The toll dispute started when a group of firemen were forced to pay the toll when returning from a fire. A petition was signed by 150 people, and a number of people ended up in court after refusing to pay the toll. The toll gate was destroyed twice by angry mobs until 1890 when the residents broke away from the Hutt City Council to form Onslow Borough Council, made up of Kaiwarra, Khandallah, Wadestown and Ngaio.
Due to a suburb in Marton already being called 'Crofton', the suburb's name was changed to 'Ngaio' in August 1908. It is possible that Ngaio was chosen as the Ngaio tree was the symbol used by the local Kilmister family for their wool bales.
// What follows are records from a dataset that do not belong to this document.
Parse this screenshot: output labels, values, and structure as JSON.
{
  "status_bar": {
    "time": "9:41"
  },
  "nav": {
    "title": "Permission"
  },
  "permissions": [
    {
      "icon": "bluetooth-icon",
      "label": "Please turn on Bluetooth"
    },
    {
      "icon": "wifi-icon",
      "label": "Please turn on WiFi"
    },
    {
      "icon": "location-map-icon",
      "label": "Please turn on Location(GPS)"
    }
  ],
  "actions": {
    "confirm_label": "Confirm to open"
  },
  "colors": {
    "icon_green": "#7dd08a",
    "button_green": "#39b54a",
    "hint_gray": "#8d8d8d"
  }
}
Ngaio school was first opened in 1908 above the Ngaio railway station. It was subsequently moved to Heke street in 1911 and finally it's present site in 1928.
|Wikimedia Commons has media related to Ngaio, New Zealand.|
- Crofton (as it was then called) in the Cyclopaedia of New Zealand, 1897
- Ngaio School website
- Ngaio Playcentre website (preschool)
- Ngaio Progressive Association
- Ngaio Medical Centre